### Prompt
Copy the entries out again in full.

Data shown section start

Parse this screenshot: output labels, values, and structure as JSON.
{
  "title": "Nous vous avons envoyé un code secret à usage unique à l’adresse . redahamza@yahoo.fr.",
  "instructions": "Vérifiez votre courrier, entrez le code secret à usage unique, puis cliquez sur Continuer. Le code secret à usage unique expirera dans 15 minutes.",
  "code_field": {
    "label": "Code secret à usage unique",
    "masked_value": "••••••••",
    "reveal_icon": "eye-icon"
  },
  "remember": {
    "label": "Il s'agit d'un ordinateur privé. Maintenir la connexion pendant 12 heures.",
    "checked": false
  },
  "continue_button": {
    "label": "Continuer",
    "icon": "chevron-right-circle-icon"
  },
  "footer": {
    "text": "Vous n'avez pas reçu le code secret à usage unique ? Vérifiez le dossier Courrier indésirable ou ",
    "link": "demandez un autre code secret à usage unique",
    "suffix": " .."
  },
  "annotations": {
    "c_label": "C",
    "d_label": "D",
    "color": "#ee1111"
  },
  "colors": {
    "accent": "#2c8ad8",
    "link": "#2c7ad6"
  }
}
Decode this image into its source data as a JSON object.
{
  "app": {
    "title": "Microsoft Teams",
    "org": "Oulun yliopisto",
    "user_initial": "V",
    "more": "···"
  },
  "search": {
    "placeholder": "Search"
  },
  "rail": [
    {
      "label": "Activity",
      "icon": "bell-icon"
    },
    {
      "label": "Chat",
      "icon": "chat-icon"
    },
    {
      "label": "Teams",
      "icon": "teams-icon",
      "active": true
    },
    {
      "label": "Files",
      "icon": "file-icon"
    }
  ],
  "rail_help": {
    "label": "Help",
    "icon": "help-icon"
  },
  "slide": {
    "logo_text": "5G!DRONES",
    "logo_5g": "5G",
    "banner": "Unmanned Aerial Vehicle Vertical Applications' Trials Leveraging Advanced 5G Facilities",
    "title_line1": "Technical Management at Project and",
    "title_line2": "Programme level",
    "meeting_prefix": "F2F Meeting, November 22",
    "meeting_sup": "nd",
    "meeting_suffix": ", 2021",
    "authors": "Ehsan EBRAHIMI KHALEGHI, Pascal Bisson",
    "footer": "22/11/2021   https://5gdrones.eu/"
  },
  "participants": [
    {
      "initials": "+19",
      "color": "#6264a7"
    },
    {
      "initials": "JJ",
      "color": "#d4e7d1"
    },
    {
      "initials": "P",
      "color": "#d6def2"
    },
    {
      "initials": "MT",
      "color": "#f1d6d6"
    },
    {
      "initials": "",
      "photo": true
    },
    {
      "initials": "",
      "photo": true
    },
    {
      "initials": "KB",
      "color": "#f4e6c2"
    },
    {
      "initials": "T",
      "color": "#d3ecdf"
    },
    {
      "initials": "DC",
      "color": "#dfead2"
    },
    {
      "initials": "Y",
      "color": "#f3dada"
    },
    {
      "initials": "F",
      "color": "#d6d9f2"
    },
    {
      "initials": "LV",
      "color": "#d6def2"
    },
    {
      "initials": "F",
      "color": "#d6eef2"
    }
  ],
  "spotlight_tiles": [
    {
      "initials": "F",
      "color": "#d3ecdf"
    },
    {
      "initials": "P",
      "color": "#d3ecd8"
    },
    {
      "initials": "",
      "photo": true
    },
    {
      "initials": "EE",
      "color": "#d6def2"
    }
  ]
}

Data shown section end

### Answer for the task
Parse this screenshot: output labels, values, and structure as JSON.
{
  "title": "Nous vous avons envoyé un code secret à usage unique à l’adresse . redahamza@yahoo.fr.",
  "instructions": "Vérifiez votre courrier, entrez le code secret à usage unique, puis cliquez sur Continuer. Le code secret à usage unique expirera dans 15 minutes.",
  "code_field": {
    "label": "Code secret à usage unique",
    "masked_value": "••••••••",
    "reveal_icon": "eye-icon"
  },
  "remember": {
    "label": "Il s'agit d'un ordinateur privé. Maintenir la connexion pendant 12 heures.",
    "checked": false
  },
  "continue_button": {
    "label": "Continuer",
    "icon": "chevron-right-circle-icon"
  },
  "footer": {
    "text": "Vous n'avez pas reçu le code secret à usage unique ? Vérifiez le dossier Courrier indésirable ou ",
    "link": "demandez un autre code secret à usage unique",
    "suffix": " .."
  },
  "annotations": {
    "c_label": "C",
    "d_label": "D",
    "color": "#ee1111"
  },
  "colors": {
    "accent": "#2c8ad8",
    "link": "#2c7ad6"
  }
}
Decode this image into its source data as a JSON object.
{
  "app": {
    "title": "Microsoft Teams",
    "org": "Oulun yliopisto",
    "user_initial": "V",
    "more": "···"
  },
  "search": {
    "placeholder": "Search"
  },
  "rail": [
    {
      "label": "Activity",
      "icon": "bell-icon"
    },
    {
      "label": "Chat",
      "icon": "chat-icon"
    },
    {
      "label": "Teams",
      "icon": "teams-icon",
      "active": true
    },
    {
      "label": "Files",
      "icon": "file-icon"
    }
  ],
  "rail_help": {
    "label": "Help",
    "icon": "help-icon"
  },
  "slide": {
    "logo_text": "5G!DRONES",
    "logo_5g": "5G",
    "banner": "Unmanned Aerial Vehicle Vertical Applications' Trials Leveraging Advanced 5G Facilities",
    "title_line1": "Technical Management at Project and",
    "title_line2": "Programme level",
    "meeting_prefix": "F2F Meeting, November 22",
    "meeting_sup": "nd",
    "meeting_suffix": ", 2021",
    "authors": "Ehsan EBRAHIMI KHALEGHI, Pascal Bisson",
    "footer": "22/11/2021   https://5gdrones.eu/"
  },
  "participants": [
    {
      "initials": "+19",
      "color": "#6264a7"
    },
    {
      "initials": "JJ",
      "color": "#d4e7d1"
    },
    {
      "initials": "P",
      "color": "#d6def2"
    },
    {
      "initials": "MT",
      "color": "#f1d6d6"
    },
    {
      "initials": "",
      "photo": true
    },
    {
      "initials": "",
      "photo": true
    },
    {
      "initials": "KB",
      "color": "#f4e6c2"
    },
    {
      "initials": "T",
      "color": "#d3ecdf"
    },
    {
      "initials": "DC",
      "color": "#dfead2"
    },
    {
      "initials": "Y",
      "color": "#f3dada"
    },
    {
      "initials": "F",
      "color": "#d6d9f2"
    },
    {
      "initials": "LV",
      "color": "#d6def2"
    },
    {
      "initials": "F",
      "color": "#d6eef2"
    }
  ],
  "spotlight_tiles": [
    {
      "initials": "F",
      "color": "#d3ecdf"
    },
    {
      "initials": "P",
      "color": "#d3ecd8"
    },
    {
      "initials": "",
      "photo": true
    },
    {
      "initials": "EE",
      "color": "#d6def2"
    }
  ]
}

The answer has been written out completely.